- Medium roast
CUP NOTES: Brown spice & cocoa aroma, Well balanced, full body, mild acidity
FLAVOR NOTES: Brown sugar, winey, dried fruit, clean aftertaste
COFFEE PROCESSING: Semi-Washed
DRYING: Sun Drying
We also offer Sumatra Mandheling in Decaf Coffee.
Sumatra Coffee is Highly Prized
Beans from Sumatra have always been highly prized not only because of their full flavor, but also because of their distinct appearance. Sumatran coffee beans, when green, are often asymmetrical in shape and have a deep aquamarine tint. Beginning in the 18th Century when the popularity of Sumatran coffee raised significantly, the unique shape and hue helped European merchants recognize authentic Sumatran coffee beans.
Sumatra Mandheling Coffees
Discriminating coffee drinkers have long placed Sumatra coffee at the top of the list of the best coffees in the world. Sumatra coffee from Indonesia has one of the most distinct characteristics of all origin coffees. Coffee experts would agree that it’s earthy, pungent, and deep character results less from the botanical variety of the beans or the area where it is grown than from the unusual method of processing.

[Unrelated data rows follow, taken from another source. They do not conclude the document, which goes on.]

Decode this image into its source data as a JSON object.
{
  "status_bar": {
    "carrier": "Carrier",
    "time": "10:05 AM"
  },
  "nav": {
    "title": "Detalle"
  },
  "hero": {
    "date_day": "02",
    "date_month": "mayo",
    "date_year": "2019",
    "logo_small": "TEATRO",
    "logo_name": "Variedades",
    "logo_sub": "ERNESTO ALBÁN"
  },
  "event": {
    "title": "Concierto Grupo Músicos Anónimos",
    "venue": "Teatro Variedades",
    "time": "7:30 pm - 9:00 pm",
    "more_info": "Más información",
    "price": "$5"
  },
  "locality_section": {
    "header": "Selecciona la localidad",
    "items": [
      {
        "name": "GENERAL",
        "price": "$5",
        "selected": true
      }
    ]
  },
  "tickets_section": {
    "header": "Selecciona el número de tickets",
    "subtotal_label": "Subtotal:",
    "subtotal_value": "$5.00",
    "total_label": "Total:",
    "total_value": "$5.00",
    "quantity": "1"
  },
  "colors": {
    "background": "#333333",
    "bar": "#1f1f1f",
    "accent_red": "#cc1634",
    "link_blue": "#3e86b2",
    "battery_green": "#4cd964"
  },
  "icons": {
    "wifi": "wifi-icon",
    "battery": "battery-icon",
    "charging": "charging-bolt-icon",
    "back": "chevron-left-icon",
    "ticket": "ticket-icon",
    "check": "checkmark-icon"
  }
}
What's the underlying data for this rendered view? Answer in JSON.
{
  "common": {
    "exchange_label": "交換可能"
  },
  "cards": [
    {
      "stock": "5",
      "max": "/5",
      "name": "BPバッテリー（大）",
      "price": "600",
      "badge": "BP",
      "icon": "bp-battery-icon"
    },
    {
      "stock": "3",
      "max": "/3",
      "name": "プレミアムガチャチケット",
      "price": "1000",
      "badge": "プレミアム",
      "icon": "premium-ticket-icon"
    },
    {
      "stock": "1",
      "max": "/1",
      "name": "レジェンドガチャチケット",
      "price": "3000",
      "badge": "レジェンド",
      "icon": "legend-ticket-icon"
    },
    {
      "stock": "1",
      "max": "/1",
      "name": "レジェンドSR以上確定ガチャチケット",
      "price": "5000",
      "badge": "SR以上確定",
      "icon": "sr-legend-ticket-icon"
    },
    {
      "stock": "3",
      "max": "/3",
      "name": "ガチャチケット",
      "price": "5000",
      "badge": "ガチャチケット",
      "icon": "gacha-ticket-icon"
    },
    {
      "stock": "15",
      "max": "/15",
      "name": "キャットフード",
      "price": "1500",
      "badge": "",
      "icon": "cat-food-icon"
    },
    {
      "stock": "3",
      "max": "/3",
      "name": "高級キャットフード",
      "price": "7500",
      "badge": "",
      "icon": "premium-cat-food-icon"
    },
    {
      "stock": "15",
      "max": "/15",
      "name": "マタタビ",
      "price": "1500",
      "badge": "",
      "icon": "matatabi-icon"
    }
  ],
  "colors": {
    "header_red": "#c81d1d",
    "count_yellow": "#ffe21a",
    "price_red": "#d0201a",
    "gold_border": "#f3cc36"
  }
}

Sumatra coffee is always processed both wet and dry, unlike most other coffees that are processed either dry or wet. In wet processing, the pulp is removed from the coffee cherry before the beans are dried. During the dry processing, the seeds are dried inside the fruit before the skin; pulp, parchment and a white film called silver skin are removed. Sumatra coffee, which is almost only grown by small farms, combines a bit of the two together. The pulp is removed at the farm, but the parchment and silver skin are left on. The coffee is then dried in stages before the remaining layers are removed.

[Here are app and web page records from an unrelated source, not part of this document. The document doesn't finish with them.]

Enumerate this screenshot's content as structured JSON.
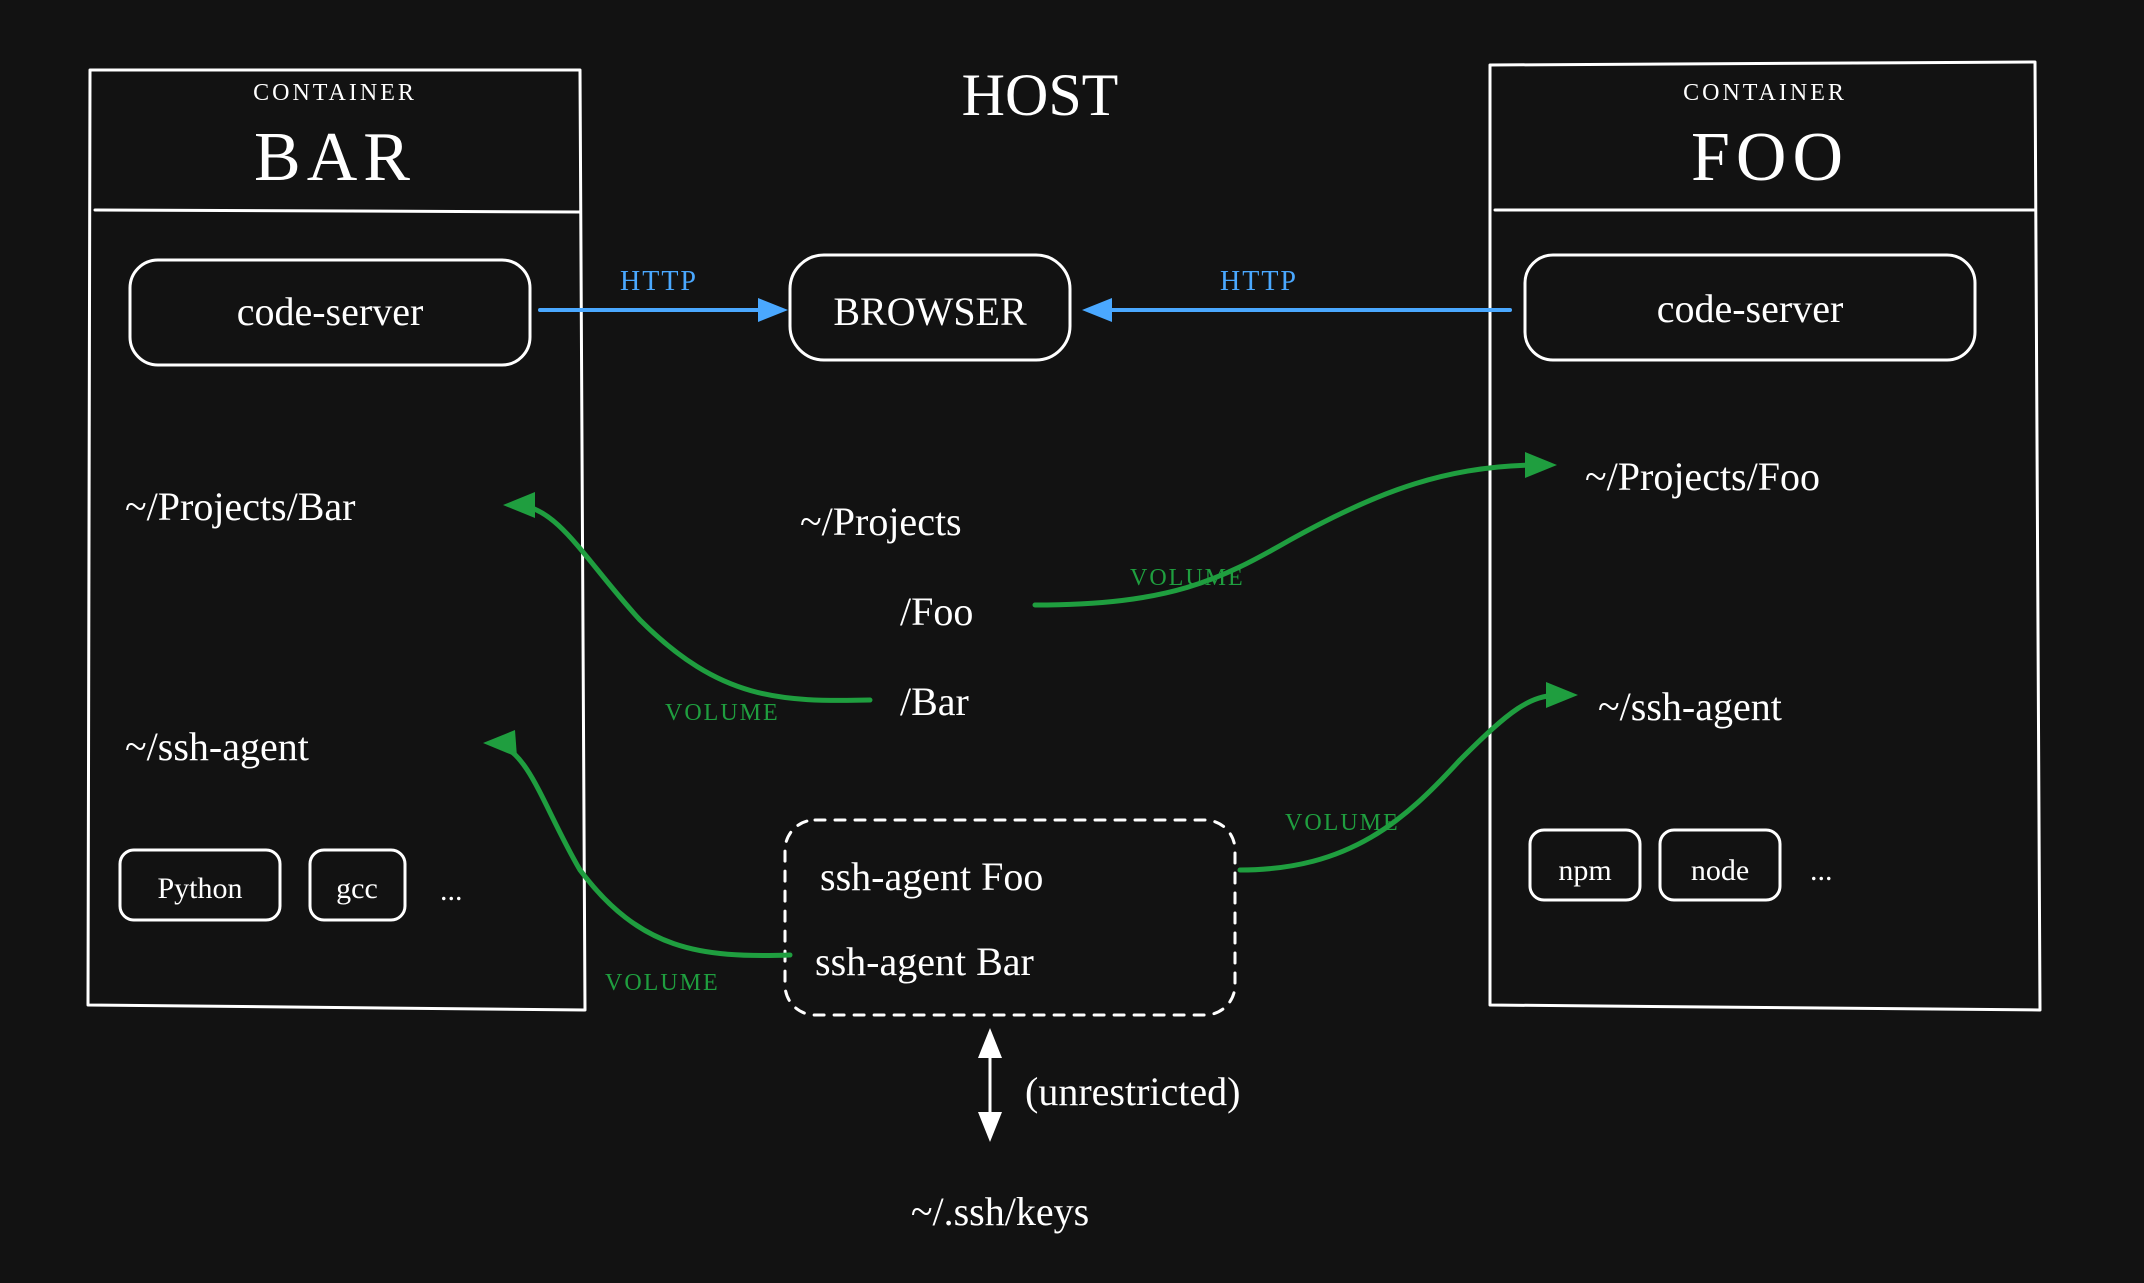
{
  "host": {
    "title": "HOST",
    "browser": "BROWSER",
    "projects_root": "~/Projects",
    "project_foo": "/Foo",
    "project_bar": "/Bar",
    "ssh_agent_foo": "ssh-agent Foo",
    "ssh_agent_bar": "ssh-agent Bar",
    "unrestricted": "(unrestricted)",
    "ssh_keys": "~/.ssh/keys"
  },
  "container_bar": {
    "label_top": "CONTAINER",
    "name": "BAR",
    "code_server": "code-server",
    "projects_path": "~/Projects/Bar",
    "ssh_agent": "~/ssh-agent",
    "tool1": "Python",
    "tool2": "gcc",
    "more": "..."
  },
  "container_foo": {
    "label_top": "CONTAINER",
    "name": "FOO",
    "code_server": "code-server",
    "projects_path": "~/Projects/Foo",
    "ssh_agent": "~/ssh-agent",
    "tool1": "npm",
    "tool2": "node",
    "more": "..."
  },
  "labels": {
    "http_left": "HTTP",
    "http_right": "HTTP",
    "volume1": "VOLUME",
    "volume2": "VOLUME",
    "volume3": "VOLUME",
    "volume4": "VOLUME"
  },
  "colors": {
    "bg": "#121212",
    "fg": "#ffffff",
    "http": "#4aa8ff",
    "volume": "#1f9e3f"
  }
}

Sumatra Mandheling coffee is one of the common four types of Sumatra coffee. While most coffee is named after the growing region, or the country, Mandheling coffee is named after the Mandheling people that traditionally farmed and processed the coffee beans. A WWII Japanese military man stationed in Sumatra is said to have asked a local Sumatran where his coffee originated, but the Sumatran man mistakenly thought he was being asked about his ethnicity and replied "Mandheling". Later, word spread to Japan, and then the name stuck as merchants began inquiring about the purchase of Mandheling coffee from Sumatra. Mandheling is produced in Pandang, a small island that is part of Indonesia, close to the Sumatra coffee district, where 65% of the coffee is grown. Coffee trees were bought to the island in the early 19th century in an attempt to break the near monopoly on coffee beans from other parts of the world. Mandheling KOP Sumatra coffee is grown in altitudes of 2,500 to 5,000 feet. Mandheling has low acidity, bold, highlights of a chocolate and caramel taste and earthy flavor.

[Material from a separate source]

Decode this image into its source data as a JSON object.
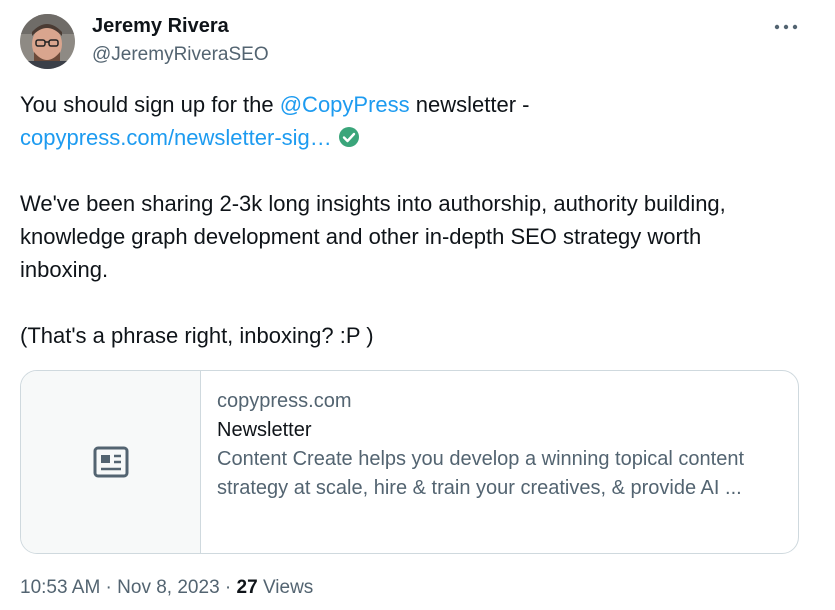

Beans from the Sumatra Gayo Mountain, the Aceh area, are less well known than the Lintong and Mandheling ones. These coffee beans are grown in a small mountain valley which surrounds Lake Tawar and the town of Takengon. They are grown in the shade and without any chemicals. The processing methods used here vary widely and have an effect upon the flavors. Some beans are processed by small farmers who use the traditional Sumatran method of washing them in the backyard. Lintong has a deep, complex flavor with a lot of smokiness, and Mayo has a heavy, almost syrupy body and intense earthiness. The coffee brewed from these beans resembles the Lintong and Mandheling coffees and are often sold by Medan exporters in Indonesia. However, the Aceh beans that you are most likely to encounter in US coffee shops and sales come from a large mill which uses a meticulous wet method for processing them. It follows international standards and is certified organic by a Dutch agency. These Gayo Mountain Washed beans produce a brew that is similar in flavor to the Lintong/Mandheling.
Another Sumatra coffee, Kopi Luwak Coffee, is made from the coffee beans excreted by a variety of civet called the luwak after it has eaten the fruit. Kopi Luwak producers either "harvest" the beans from the feces of wild luwaks, or keep luwaks in cages where they are fed on coffee cherries. Since this is obviously a labor-intensive procedure, Kopi Luwak Coffee is the by far the highest-priced coffee in the world, going for about $350 a pound, roasted. They say the smell of roasting Kopi Luwak is not to be believed, which is probably another reason why most roasters don't offer it.